On these premises, Ukrainization programs in the Russian republic were abolished. Several million Ukrainians who, following the pro-Russian border choices of the mid-1920s, were living in the RSFSR thus lost those education, press, and self-government rights that other nationalities continued to enjoy. The 1937 census would reveal that only 3 million RSFSR citizens defined themselves as Ukrainians versus the 7.8 million of 1926 (at least part of this decline was caused by the promotion of Kazakhstan, previously a RSFSR autonomous republic, into a Soviet one).
In other words, Stalin was carrying out a policy like the one that Mustafa Kemal carried out against the Kurds and that the USA has carried out against American Indians.
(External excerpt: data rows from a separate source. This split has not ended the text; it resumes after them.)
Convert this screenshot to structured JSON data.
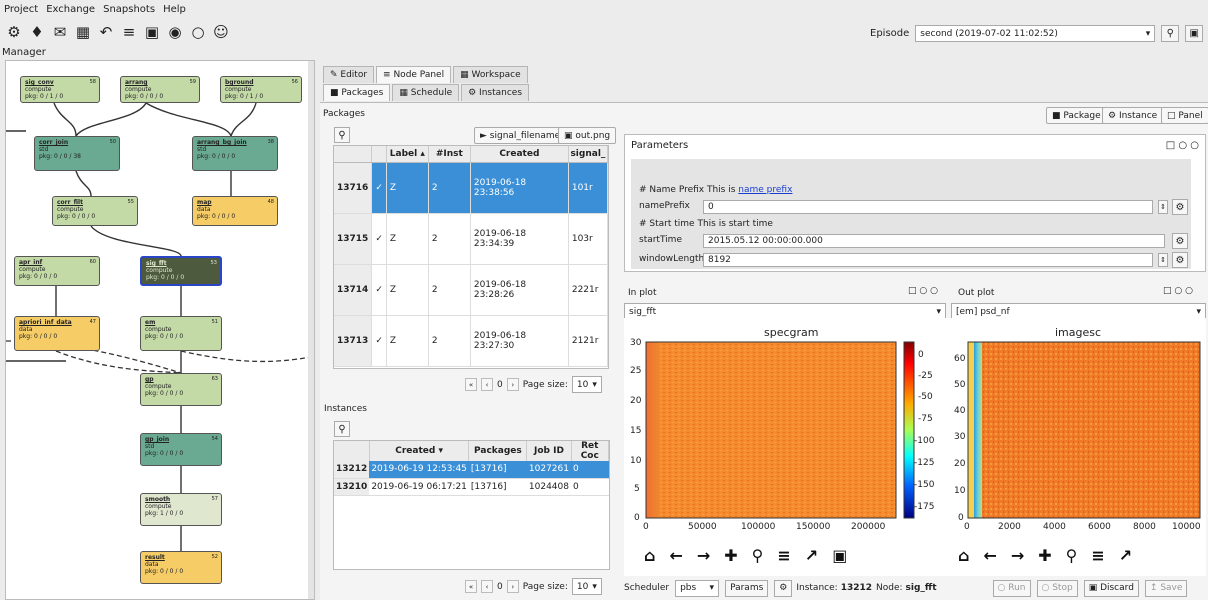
{
  "menu": [
    "Project",
    "Exchange",
    "Snapshots",
    "Help"
  ],
  "toolbar_icons": [
    "network-icon",
    "gem-icon",
    "chat-icon",
    "calendar-icon",
    "undo-icon",
    "sliders-icon",
    "camera-icon",
    "toggle-icon",
    "circle-icon",
    "smiley-icon"
  ],
  "manager_label": "Manager",
  "episode": {
    "label": "Episode",
    "value": "second (2019-07-02 11:02:52)"
  },
  "graph": {
    "nodes": [
      {
        "id": "sig_conv",
        "title": "sig_conv",
        "sub": "compute",
        "pkg": "pkg: 0 / 1 / 0",
        "num": "58",
        "cls": "g"
      },
      {
        "id": "arrang",
        "title": "arrang",
        "sub": "compute",
        "pkg": "pkg: 0 / 0 / 0",
        "num": "59",
        "cls": "g"
      },
      {
        "id": "bground",
        "title": "bground",
        "sub": "compute",
        "pkg": "pkg: 0 / 1 / 0",
        "num": "56",
        "cls": "g"
      },
      {
        "id": "corr_join",
        "title": "corr_join",
        "sub": "std",
        "pkg": "pkg: 0 / 0 / 38",
        "num": "50",
        "cls": "t"
      },
      {
        "id": "arrang_bg_join",
        "title": "arrang_bg_join",
        "sub": "std",
        "pkg": "pkg: 0 / 0 / 0",
        "num": "38",
        "cls": "t"
      },
      {
        "id": "corr_filt",
        "title": "corr_filt",
        "sub": "compute",
        "pkg": "pkg: 0 / 0 / 0",
        "num": "55",
        "cls": "g"
      },
      {
        "id": "map",
        "title": "map",
        "sub": "data",
        "pkg": "pkg: 0 / 0 / 0",
        "num": "48",
        "cls": "y"
      },
      {
        "id": "apr_inf",
        "title": "apr_inf",
        "sub": "compute",
        "pkg": "pkg: 0 / 0 / 0",
        "num": "60",
        "cls": "g"
      },
      {
        "id": "sig_fft",
        "title": "sig_fft",
        "sub": "compute",
        "pkg": "pkg: 0 / 0 / 0",
        "num": "53",
        "cls": "dk"
      },
      {
        "id": "apriori_inf_data",
        "title": "apriori_inf_data",
        "sub": "data",
        "pkg": "pkg: 0 / 0 / 0",
        "num": "47",
        "cls": "y"
      },
      {
        "id": "em",
        "title": "em",
        "sub": "compute",
        "pkg": "pkg: 0 / 0 / 0",
        "num": "51",
        "cls": "g"
      },
      {
        "id": "gp",
        "title": "gp",
        "sub": "compute",
        "pkg": "pkg: 0 / 0 / 0",
        "num": "63",
        "cls": "g"
      },
      {
        "id": "gp_join",
        "title": "gp_join",
        "sub": "std",
        "pkg": "pkg: 0 / 0 / 0",
        "num": "54",
        "cls": "t"
      },
      {
        "id": "smooth",
        "title": "smooth",
        "sub": "compute",
        "pkg": "pkg: 1 / 0 / 0",
        "num": "57",
        "cls": "p"
      },
      {
        "id": "result",
        "title": "result",
        "sub": "data",
        "pkg": "pkg: 0 / 0 / 0",
        "num": "52",
        "cls": "y"
      }
    ]
  },
  "tabs_main": [
    "Editor",
    "Node Panel",
    "Workspace"
  ],
  "tabs_sub": [
    "Packages",
    "Schedule",
    "Instances"
  ],
  "packages_label": "Packages",
  "instances_label": "Instances",
  "pkg_buttons": {
    "signal": "signal_filename",
    "out": "out.png"
  },
  "top_right_buttons": [
    "Package",
    "Instance",
    "Panel"
  ],
  "pkg_columns": [
    "",
    "Label",
    "#Inst",
    "Created",
    "signal_"
  ],
  "pkg_rows": [
    {
      "id": "13716",
      "label": "Z",
      "inst": "2",
      "created": "2019-06-18 23:38:56",
      "signal": "101r",
      "selected": true
    },
    {
      "id": "13715",
      "label": "Z",
      "inst": "2",
      "created": "2019-06-18 23:34:39",
      "signal": "103r",
      "selected": false
    },
    {
      "id": "13714",
      "label": "Z",
      "inst": "2",
      "created": "2019-06-18 23:28:26",
      "signal": "2221r",
      "selected": false
    },
    {
      "id": "13713",
      "label": "Z",
      "inst": "2",
      "created": "2019-06-18 23:27:30",
      "signal": "2121r",
      "selected": false
    }
  ],
  "pager": {
    "page": "0",
    "size_label": "Page size:",
    "size": "10"
  },
  "inst_columns": [
    "",
    "Created",
    "Packages",
    "Job ID",
    "Ret Coc"
  ],
  "inst_rows": [
    {
      "id": "13212",
      "created": "2019-06-19 12:53:45",
      "packages": "[13716]",
      "job": "1027261",
      "ret": "0",
      "selected": true
    },
    {
      "id": "13210",
      "created": "2019-06-19 06:17:21",
      "packages": "[13716]",
      "job": "1024408",
      "ret": "0",
      "selected": false
    }
  ],
  "params": {
    "title": "Parameters",
    "name_comment": "# Name Prefix This is",
    "name_link": "name prefix",
    "name_label": "namePrefix",
    "name_value": "0",
    "start_comment": "# Start time This is start time",
    "start_label": "startTime",
    "start_value": "2015.05.12 00:00:00.000",
    "window_label": "windowLength",
    "window_value": "8192"
  },
  "in_plot": {
    "label": "In plot",
    "select": "sig_fft"
  },
  "out_plot": {
    "label": "Out plot",
    "select": "[em] psd_nf"
  },
  "specgram": {
    "title": "specgram",
    "y_ticks": [
      "30",
      "25",
      "20",
      "15",
      "10",
      "5",
      "0"
    ],
    "x_ticks": [
      "0",
      "50000",
      "100000",
      "150000",
      "200000"
    ],
    "cbar_ticks": [
      "0",
      "-25",
      "-50",
      "-75",
      "-100",
      "-125",
      "-150",
      "-175"
    ]
  },
  "imagesc": {
    "title": "imagesc",
    "y_ticks": [
      "60",
      "50",
      "40",
      "30",
      "20",
      "10",
      "0"
    ],
    "x_ticks": [
      "0",
      "2000",
      "4000",
      "6000",
      "8000",
      "10000"
    ]
  },
  "status": {
    "scheduler_label": "Scheduler",
    "scheduler_value": "pbs",
    "params_btn": "Params",
    "instance_label": "Instance:",
    "instance_value": "13212",
    "node_label": "Node:",
    "node_value": "sig_fft",
    "run": "Run",
    "stop": "Stop",
    "discard": "Discard",
    "save": "Save"
  }
}
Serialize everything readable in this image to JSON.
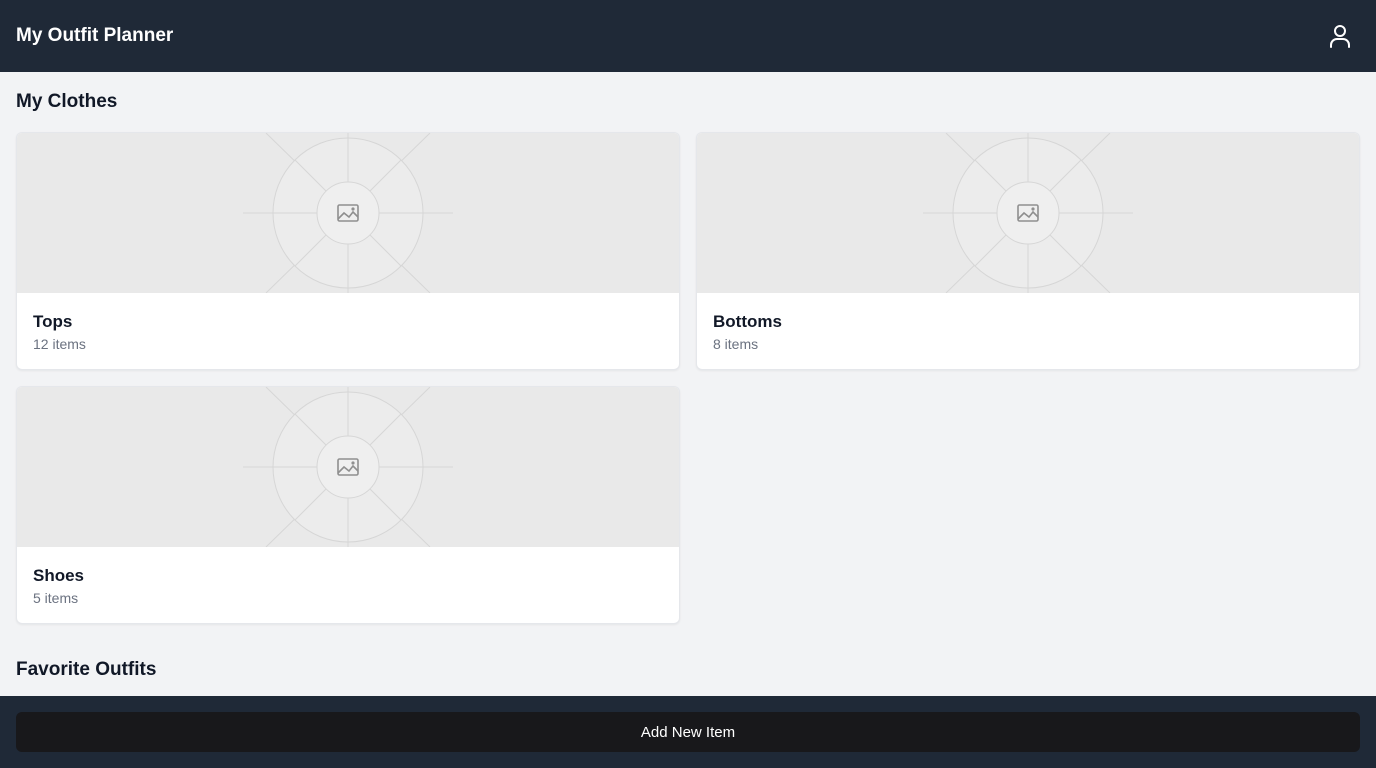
{
  "header": {
    "title": "My Outfit Planner",
    "profile_icon": "user-icon"
  },
  "clothes": {
    "title": "My Clothes",
    "categories": [
      {
        "name": "Tops",
        "count": "12 items",
        "image_icon": "image-placeholder-icon"
      },
      {
        "name": "Bottoms",
        "count": "8 items",
        "image_icon": "image-placeholder-icon"
      },
      {
        "name": "Shoes",
        "count": "5 items",
        "image_icon": "image-placeholder-icon"
      }
    ]
  },
  "favorites": {
    "title": "Favorite Outfits"
  },
  "footer": {
    "add_label": "Add New Item"
  },
  "colors": {
    "header_bg": "#1f2937",
    "page_bg": "#f2f3f5",
    "button_bg": "#18181b",
    "muted_text": "#6b7280"
  }
}
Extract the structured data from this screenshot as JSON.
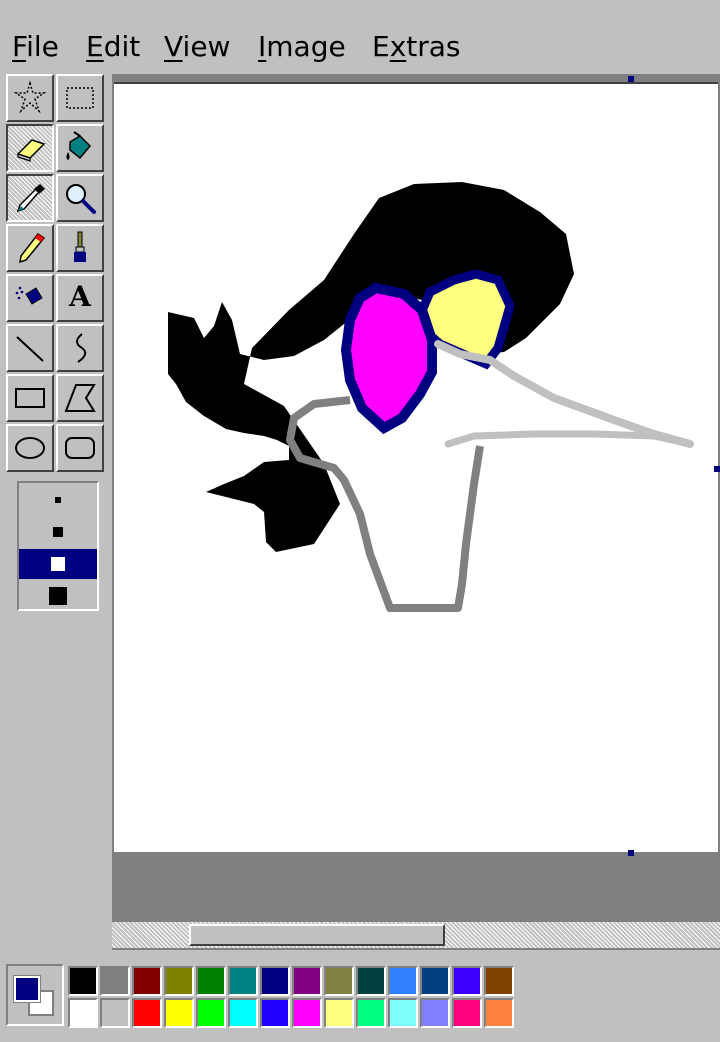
{
  "menu": [
    {
      "pre": "",
      "acc": "F",
      "post": "ile"
    },
    {
      "pre": "",
      "acc": "E",
      "post": "dit"
    },
    {
      "pre": "",
      "acc": "V",
      "post": "iew"
    },
    {
      "pre": "",
      "acc": "I",
      "post": "mage"
    },
    {
      "pre": "E",
      "acc": "x",
      "post": "tras"
    }
  ],
  "tools": [
    {
      "name": "free-select-tool",
      "icon": "star-select-icon",
      "pressed": false
    },
    {
      "name": "rect-select-tool",
      "icon": "dotted-rect-icon",
      "pressed": false
    },
    {
      "name": "eraser-tool",
      "icon": "eraser-icon",
      "pressed": true
    },
    {
      "name": "fill-tool",
      "icon": "paint-bucket-icon",
      "pressed": false
    },
    {
      "name": "color-picker-tool",
      "icon": "eyedropper-icon",
      "pressed": true
    },
    {
      "name": "magnifier-tool",
      "icon": "magnifier-icon",
      "pressed": false
    },
    {
      "name": "pencil-tool",
      "icon": "pencil-icon",
      "pressed": false
    },
    {
      "name": "brush-tool",
      "icon": "brush-icon",
      "pressed": false
    },
    {
      "name": "airbrush-tool",
      "icon": "airbrush-icon",
      "pressed": false
    },
    {
      "name": "text-tool",
      "icon": "text-a-icon",
      "pressed": false
    },
    {
      "name": "line-tool",
      "icon": "line-icon",
      "pressed": false
    },
    {
      "name": "curve-tool",
      "icon": "curve-icon",
      "pressed": false
    },
    {
      "name": "rectangle-tool",
      "icon": "rectangle-icon",
      "pressed": false
    },
    {
      "name": "polygon-tool",
      "icon": "polygon-icon",
      "pressed": false
    },
    {
      "name": "ellipse-tool",
      "icon": "ellipse-icon",
      "pressed": false
    },
    {
      "name": "rounded-rect-tool",
      "icon": "rounded-rect-icon",
      "pressed": false
    }
  ],
  "text_tool_glyph": "A",
  "brush_sizes": {
    "selected_index": 2,
    "count": 4
  },
  "current_colors": {
    "foreground": "#000080",
    "background": "#ffffff"
  },
  "palette": {
    "top": [
      "#000000",
      "#808080",
      "#800000",
      "#808000",
      "#008000",
      "#008080",
      "#000080",
      "#800080",
      "#808040",
      "#004040",
      "#3080ff",
      "#004080",
      "#4000ff",
      "#804000"
    ],
    "bottom": [
      "#ffffff",
      "#c0c0c0",
      "#ff0000",
      "#ffff00",
      "#00ff00",
      "#00ffff",
      "#2000ff",
      "#ff00ff",
      "#ffff80",
      "#00ff80",
      "#80ffff",
      "#8080ff",
      "#ff0080",
      "#ff8040"
    ]
  },
  "drawing_colors": {
    "hair": "#000000",
    "eye_left": "#ff00ff",
    "eye_right": "#ffff80",
    "eye_outline": "#000080",
    "beak_outline": "#808080",
    "beak_light": "#c0c0c0"
  },
  "scrollbar": {
    "position": 0.15
  }
}
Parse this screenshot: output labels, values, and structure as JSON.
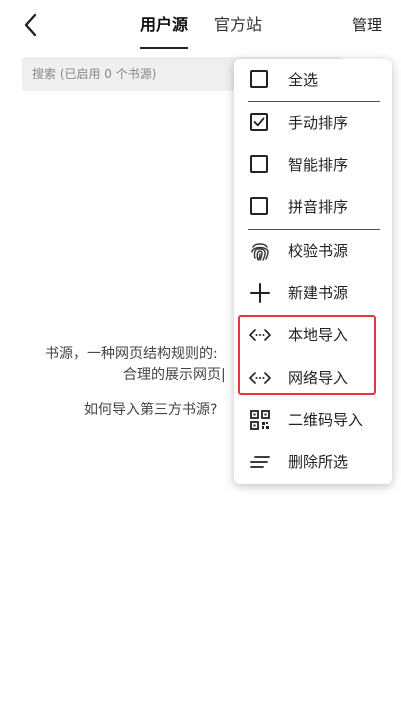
{
  "header": {
    "tabs": [
      {
        "label": "用户源"
      },
      {
        "label": "官方站"
      }
    ],
    "manage_label": "管理"
  },
  "search": {
    "placeholder": "搜索 (已启用 0 个书源)"
  },
  "empty": {
    "line1": "书源，一种网页结构规则的:",
    "line2": "合理的展示网页|",
    "line3": "如何导入第三方书源?"
  },
  "menu": {
    "items": [
      {
        "label": "全选",
        "icon": "checkbox-empty-icon",
        "checked": false
      },
      {
        "label": "手动排序",
        "icon": "checkbox-checked-icon",
        "checked": true
      },
      {
        "label": "智能排序",
        "icon": "checkbox-empty-icon",
        "checked": false
      },
      {
        "label": "拼音排序",
        "icon": "checkbox-empty-icon",
        "checked": false
      },
      {
        "label": "校验书源",
        "icon": "fingerprint-icon"
      },
      {
        "label": "新建书源",
        "icon": "plus-icon"
      },
      {
        "label": "本地导入",
        "icon": "code-icon"
      },
      {
        "label": "网络导入",
        "icon": "code-icon"
      },
      {
        "label": "二维码导入",
        "icon": "qr-code-icon"
      },
      {
        "label": "删除所选",
        "icon": "lines-icon"
      }
    ]
  },
  "colors": {
    "highlight": "#e53935",
    "search_bg": "#efefef"
  }
}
When you use the police and army to force peoples to assimilate into the language and culture of the dominant nationality, it is easier to dominate them economically.
Born into a peasant Ukrainian family in 1931, Ivan Dzubya became a literary critic and dissident. In 1965, he wrote a book titled “Internationalism or Russification?” that landed him a 5-year prison term and another 5 years in exile. The book was written as a response to a wave of repression against Ukrainian youth who were protesting bureaucratic abuses. Dzubya, who wrote from a Marxist standpoint, cited Lenin’s writings to make the case for the national aspirations of the Ukrainian people. I urge CounterPunch readers to have a look at his book to get an idea of the original emancipatory dynamic of a people who made a revolution against Czarism even before the one that the Bolsheviks led. Dzubya writes:
As is well known, during the 1920s in the Ukraine the CP(B)U conducted … enormous national-educational work which went down in the history of the Party and of the Ukraine under the name of ‘Ukrainization’ (or ‘de-Russification’). The Ukrainian language was introduced into all spheres of social, civic and industrial life, knowledge of Ukrainian history and culture was fostered, there developed a sense of national belonging and of the national duties of a Ukrainian communist; in literature and journalism extensive discussion of nationality problems was permitted, and particularly the satirizing of such shameful phenomena as hatred of one’s native language and culture, national nihilism and betrayal.
This was a truly internationalist Leninist policy which safeguarded the interests and the full development of the socialist Ukrainian nation. But after only years this policy came to an end and the men who had been implementing it were removed. This was done by Stalin notwithstanding the resolutions of the Comintern and the Party Congresses, it was done silently, ‘quietly’, without any justification, theoretical or political. The resolutions were not carried out, they were not revised or repealed, but were simply put aside and replaced by quite opposite decisions. Even today the concept of ‘Ukrainization’ is considered odious, and people are ‘ashamed’ or afraid to mention it, although, we repeat, it was a Leninist policy, elaborated at Party Congresses and approved by the Comintern. There began a policy of destroying the achievements of the previous period, a policy of physically destroying the Ukrainian nation, especially its intelligentsia. This reversal was indeed one of the greatest tragedies of the Ukrainian people in its entire history.
Not only was this a tragedy for the Ukrainian people. It was a betrayal of socialism that left the USSR more vulnerable to “divide and conquer” tactics by imperialism. The best way for the USSR (and even Putin’s Russia) to ward off NATO and CIA subversion is to build solidarity with every citizen. The price to pay for Great Russian chauvinism is relatively inexpensive. It takes a commitment to the original vision of the Soviet Union that Dzubya tried to convey in this classic of Marxism.